# [Exercise]
Each line below containing the word "Virtual" needs to be shown.

# [Recorded information]

== Segment start ==

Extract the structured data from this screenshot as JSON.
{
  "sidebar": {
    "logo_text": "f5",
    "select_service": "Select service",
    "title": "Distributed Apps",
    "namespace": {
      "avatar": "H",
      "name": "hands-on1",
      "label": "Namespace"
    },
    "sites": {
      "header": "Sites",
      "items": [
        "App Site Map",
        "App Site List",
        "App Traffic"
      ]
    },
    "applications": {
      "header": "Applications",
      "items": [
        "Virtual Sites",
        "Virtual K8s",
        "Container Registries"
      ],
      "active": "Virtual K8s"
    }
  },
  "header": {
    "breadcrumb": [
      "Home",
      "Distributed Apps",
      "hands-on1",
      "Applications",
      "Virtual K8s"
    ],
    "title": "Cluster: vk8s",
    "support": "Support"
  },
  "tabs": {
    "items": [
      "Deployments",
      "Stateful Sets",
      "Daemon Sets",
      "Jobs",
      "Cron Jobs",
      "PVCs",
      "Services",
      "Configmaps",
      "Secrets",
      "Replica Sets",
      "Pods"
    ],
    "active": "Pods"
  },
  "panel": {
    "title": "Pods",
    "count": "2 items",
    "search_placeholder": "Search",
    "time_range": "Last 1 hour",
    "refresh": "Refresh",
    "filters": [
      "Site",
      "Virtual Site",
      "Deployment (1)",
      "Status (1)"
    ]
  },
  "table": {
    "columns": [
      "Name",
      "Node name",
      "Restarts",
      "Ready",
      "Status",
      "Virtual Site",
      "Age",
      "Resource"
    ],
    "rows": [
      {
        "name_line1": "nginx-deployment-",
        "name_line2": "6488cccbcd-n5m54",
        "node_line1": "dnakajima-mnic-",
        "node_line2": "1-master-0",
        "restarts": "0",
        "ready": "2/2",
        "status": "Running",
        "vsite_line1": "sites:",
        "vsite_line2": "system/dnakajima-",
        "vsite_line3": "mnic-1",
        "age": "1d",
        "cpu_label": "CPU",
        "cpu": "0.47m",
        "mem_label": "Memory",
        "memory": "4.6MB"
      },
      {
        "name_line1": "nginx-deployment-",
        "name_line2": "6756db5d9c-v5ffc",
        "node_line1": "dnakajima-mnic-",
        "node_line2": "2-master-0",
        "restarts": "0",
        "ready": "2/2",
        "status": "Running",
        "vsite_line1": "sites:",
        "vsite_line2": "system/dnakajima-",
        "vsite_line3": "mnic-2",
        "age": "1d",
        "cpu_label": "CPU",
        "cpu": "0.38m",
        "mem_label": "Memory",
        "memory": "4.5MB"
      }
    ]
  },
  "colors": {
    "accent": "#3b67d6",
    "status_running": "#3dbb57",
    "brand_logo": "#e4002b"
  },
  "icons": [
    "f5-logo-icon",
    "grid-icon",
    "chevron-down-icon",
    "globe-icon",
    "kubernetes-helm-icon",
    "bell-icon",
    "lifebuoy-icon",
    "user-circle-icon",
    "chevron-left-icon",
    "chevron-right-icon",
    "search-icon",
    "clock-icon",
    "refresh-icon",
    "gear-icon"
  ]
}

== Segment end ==

# [Solution to this task]
        "Virtual Sites",
        "Virtual K8s",
      "active": "Virtual K8s"
      "Virtual K8s"
      "Virtual Site",
      "Virtual Site",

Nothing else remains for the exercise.